(b) Localizes pain: M5. Can the patient localize the pain that he is
feeling? If you elicit a pain response by pinching of squeezing the right side, watch for
the patient to reach across with the opposite arms to check for cross body localization.
(c) Withdraws to pain: M4. This indicates a correct pain response.
The body should withdraw away from the pain and not towards it.
(d) Flexion (decorticate posturing): M3. This is an abnormal posturing
usually caused by severe brain trauma. The body curls into a protective posture by
flexing the arms into the chest.
(e) Extension (decerebate posturing): M2. In this form of posturing,
the body is abnormally extended. The arms and legs may be extended and very rigid or
difficult to move.
c. PEARRL. Use the guide PEARRL when assessing the pupillary response of
the patient's eyes.
P: Pupils. Are they both present? What is their general condition?
(2) E: Equal. Are both pupils the same size? Unequal pupils can indicate a
head injury causing pressure on the optic nerve. There is a small percent of the
population that has unequal pupils normally, so a good patient history is critical.
(4) R: Round.
R: Regular in size.
(6) L: React to light. Both eyes should be assessed twice for reaction to
light. The first time the light is shined in the right eye, for example, you should watch
the right eye for reaction, the second time the left eye should be watched to ensure
sympathetic eye movement is present. (both eyes are doing the same thing at the same
d. Vital Signs.
(1) The first set of vital signs establishes an important initial measurement of

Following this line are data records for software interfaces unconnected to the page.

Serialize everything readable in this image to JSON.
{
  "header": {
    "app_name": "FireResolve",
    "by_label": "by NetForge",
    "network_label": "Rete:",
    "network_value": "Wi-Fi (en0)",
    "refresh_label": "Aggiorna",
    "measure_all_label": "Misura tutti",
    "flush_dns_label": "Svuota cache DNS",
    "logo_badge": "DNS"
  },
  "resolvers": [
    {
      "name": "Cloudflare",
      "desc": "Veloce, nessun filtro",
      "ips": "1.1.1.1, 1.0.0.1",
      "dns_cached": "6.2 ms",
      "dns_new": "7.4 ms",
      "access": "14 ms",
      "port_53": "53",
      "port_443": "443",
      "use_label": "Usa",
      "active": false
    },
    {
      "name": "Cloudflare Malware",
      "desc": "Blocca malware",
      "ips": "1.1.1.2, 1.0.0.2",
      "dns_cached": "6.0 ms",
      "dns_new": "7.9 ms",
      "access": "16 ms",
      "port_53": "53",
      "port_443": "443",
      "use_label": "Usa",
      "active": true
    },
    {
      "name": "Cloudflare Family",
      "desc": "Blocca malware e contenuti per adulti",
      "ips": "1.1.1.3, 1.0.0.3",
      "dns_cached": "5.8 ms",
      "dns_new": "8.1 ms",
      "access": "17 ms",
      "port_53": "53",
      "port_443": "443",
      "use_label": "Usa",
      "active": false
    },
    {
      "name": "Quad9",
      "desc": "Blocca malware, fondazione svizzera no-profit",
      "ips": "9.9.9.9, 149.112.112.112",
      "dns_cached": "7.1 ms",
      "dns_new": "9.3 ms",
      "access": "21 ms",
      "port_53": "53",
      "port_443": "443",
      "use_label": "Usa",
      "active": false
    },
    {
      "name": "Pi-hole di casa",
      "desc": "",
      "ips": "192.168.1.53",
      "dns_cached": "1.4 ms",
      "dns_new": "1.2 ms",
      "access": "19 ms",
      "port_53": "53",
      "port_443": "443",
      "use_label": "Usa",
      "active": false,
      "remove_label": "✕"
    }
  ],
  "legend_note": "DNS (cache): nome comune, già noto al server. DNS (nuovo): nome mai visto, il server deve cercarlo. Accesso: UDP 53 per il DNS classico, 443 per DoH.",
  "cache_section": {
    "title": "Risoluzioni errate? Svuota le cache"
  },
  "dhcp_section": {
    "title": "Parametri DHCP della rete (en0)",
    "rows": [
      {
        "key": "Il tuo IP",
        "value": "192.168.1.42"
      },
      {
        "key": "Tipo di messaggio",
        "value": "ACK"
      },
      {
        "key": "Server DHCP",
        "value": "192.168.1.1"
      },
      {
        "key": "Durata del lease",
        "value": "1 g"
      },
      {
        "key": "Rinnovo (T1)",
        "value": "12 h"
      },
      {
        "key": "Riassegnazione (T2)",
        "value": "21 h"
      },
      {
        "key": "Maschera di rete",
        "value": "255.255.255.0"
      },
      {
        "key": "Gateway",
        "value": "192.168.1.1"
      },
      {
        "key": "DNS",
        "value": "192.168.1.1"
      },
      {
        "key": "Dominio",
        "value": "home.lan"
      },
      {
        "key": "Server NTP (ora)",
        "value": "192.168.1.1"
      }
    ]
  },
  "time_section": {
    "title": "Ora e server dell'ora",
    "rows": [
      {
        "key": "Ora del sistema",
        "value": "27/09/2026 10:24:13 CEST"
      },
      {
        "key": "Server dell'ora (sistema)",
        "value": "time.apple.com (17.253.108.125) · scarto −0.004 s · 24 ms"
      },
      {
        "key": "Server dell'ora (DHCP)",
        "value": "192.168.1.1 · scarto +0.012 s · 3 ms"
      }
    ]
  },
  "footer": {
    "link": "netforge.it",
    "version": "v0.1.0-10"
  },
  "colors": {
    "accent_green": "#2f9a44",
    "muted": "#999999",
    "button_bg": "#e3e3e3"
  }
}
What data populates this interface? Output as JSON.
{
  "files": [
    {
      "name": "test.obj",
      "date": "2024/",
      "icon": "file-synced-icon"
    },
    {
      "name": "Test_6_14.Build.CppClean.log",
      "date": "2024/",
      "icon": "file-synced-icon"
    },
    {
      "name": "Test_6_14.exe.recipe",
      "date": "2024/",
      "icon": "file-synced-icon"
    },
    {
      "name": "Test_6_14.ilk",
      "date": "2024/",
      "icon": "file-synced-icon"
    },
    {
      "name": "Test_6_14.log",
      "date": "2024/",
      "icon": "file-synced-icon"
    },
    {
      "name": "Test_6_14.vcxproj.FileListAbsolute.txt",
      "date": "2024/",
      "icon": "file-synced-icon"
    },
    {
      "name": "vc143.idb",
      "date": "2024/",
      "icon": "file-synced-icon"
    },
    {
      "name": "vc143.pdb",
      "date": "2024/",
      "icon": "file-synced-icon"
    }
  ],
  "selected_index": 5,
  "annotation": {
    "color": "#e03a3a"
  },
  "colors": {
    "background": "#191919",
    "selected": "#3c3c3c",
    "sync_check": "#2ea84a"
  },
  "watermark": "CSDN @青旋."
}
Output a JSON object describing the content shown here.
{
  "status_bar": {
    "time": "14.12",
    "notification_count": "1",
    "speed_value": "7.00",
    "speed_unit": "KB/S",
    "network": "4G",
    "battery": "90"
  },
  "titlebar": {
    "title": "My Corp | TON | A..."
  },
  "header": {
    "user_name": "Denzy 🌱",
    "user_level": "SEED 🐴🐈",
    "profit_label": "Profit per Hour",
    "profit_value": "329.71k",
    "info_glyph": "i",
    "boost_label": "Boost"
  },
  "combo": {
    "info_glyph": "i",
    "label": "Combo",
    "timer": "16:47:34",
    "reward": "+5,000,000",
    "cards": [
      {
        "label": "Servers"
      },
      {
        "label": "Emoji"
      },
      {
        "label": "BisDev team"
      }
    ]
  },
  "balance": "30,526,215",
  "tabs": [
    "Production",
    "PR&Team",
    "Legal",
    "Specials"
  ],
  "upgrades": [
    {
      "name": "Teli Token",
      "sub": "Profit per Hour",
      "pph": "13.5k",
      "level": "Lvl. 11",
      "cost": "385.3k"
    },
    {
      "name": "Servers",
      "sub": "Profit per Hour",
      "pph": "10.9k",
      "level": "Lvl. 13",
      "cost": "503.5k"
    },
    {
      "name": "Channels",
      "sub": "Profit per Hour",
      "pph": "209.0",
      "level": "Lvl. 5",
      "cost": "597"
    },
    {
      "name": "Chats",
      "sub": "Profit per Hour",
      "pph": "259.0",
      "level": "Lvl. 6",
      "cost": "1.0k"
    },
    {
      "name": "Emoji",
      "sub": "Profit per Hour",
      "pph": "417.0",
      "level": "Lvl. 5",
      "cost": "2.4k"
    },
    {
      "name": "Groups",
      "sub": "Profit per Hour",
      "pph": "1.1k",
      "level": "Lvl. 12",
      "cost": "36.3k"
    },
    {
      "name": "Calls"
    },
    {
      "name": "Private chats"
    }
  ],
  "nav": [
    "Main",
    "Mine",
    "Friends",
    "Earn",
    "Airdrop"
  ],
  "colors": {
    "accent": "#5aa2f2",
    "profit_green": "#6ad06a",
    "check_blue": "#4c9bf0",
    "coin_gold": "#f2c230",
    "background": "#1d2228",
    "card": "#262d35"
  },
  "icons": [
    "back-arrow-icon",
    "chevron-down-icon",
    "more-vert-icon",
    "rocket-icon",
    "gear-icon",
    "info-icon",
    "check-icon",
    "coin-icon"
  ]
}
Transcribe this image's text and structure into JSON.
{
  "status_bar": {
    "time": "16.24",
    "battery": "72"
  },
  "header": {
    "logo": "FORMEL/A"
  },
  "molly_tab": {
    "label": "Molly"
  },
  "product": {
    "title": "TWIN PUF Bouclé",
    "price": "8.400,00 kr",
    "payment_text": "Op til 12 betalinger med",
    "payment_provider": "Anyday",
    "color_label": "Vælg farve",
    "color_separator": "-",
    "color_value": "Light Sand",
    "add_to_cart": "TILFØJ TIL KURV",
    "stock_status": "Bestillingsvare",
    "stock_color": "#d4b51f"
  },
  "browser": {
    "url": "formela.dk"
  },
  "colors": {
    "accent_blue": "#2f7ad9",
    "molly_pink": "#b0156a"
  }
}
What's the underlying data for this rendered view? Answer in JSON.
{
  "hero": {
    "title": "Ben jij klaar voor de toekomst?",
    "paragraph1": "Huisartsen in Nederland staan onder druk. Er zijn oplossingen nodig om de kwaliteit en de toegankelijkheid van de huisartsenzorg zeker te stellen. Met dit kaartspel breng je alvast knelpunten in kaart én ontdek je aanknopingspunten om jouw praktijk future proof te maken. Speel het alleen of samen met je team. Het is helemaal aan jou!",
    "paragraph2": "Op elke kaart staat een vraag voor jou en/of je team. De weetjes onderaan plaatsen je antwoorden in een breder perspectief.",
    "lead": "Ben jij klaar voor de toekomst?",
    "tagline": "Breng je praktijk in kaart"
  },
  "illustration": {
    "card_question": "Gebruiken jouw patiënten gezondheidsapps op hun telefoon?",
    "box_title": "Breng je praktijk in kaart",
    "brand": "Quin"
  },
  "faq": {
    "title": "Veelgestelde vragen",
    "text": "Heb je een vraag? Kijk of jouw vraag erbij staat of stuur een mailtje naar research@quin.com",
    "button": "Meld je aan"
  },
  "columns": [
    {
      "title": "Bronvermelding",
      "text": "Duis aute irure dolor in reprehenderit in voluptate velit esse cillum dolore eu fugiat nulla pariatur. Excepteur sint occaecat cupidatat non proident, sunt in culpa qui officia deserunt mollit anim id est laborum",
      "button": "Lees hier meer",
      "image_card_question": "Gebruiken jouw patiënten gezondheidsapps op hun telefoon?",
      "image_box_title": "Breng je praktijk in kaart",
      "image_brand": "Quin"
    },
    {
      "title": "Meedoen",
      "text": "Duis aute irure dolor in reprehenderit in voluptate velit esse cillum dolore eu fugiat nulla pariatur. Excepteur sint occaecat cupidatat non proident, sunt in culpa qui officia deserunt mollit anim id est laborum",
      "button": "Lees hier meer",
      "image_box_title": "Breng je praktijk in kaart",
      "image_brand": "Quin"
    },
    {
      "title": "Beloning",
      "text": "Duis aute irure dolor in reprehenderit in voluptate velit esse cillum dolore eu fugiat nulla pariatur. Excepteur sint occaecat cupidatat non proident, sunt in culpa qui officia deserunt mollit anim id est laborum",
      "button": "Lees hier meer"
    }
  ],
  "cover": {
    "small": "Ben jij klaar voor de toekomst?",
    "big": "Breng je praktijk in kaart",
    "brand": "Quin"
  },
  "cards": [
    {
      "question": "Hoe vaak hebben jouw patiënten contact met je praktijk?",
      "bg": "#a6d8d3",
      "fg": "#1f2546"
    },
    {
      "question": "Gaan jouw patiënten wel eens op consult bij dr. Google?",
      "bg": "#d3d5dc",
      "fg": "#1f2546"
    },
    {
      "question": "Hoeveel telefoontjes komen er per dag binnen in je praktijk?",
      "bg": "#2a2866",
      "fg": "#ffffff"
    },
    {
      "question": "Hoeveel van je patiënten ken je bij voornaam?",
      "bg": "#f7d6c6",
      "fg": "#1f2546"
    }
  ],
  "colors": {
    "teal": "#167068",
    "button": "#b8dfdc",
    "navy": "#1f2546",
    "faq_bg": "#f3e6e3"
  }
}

the patient's condition and serves as a key baseline.
Monitor vital signs for any changes from initial findings throughout care.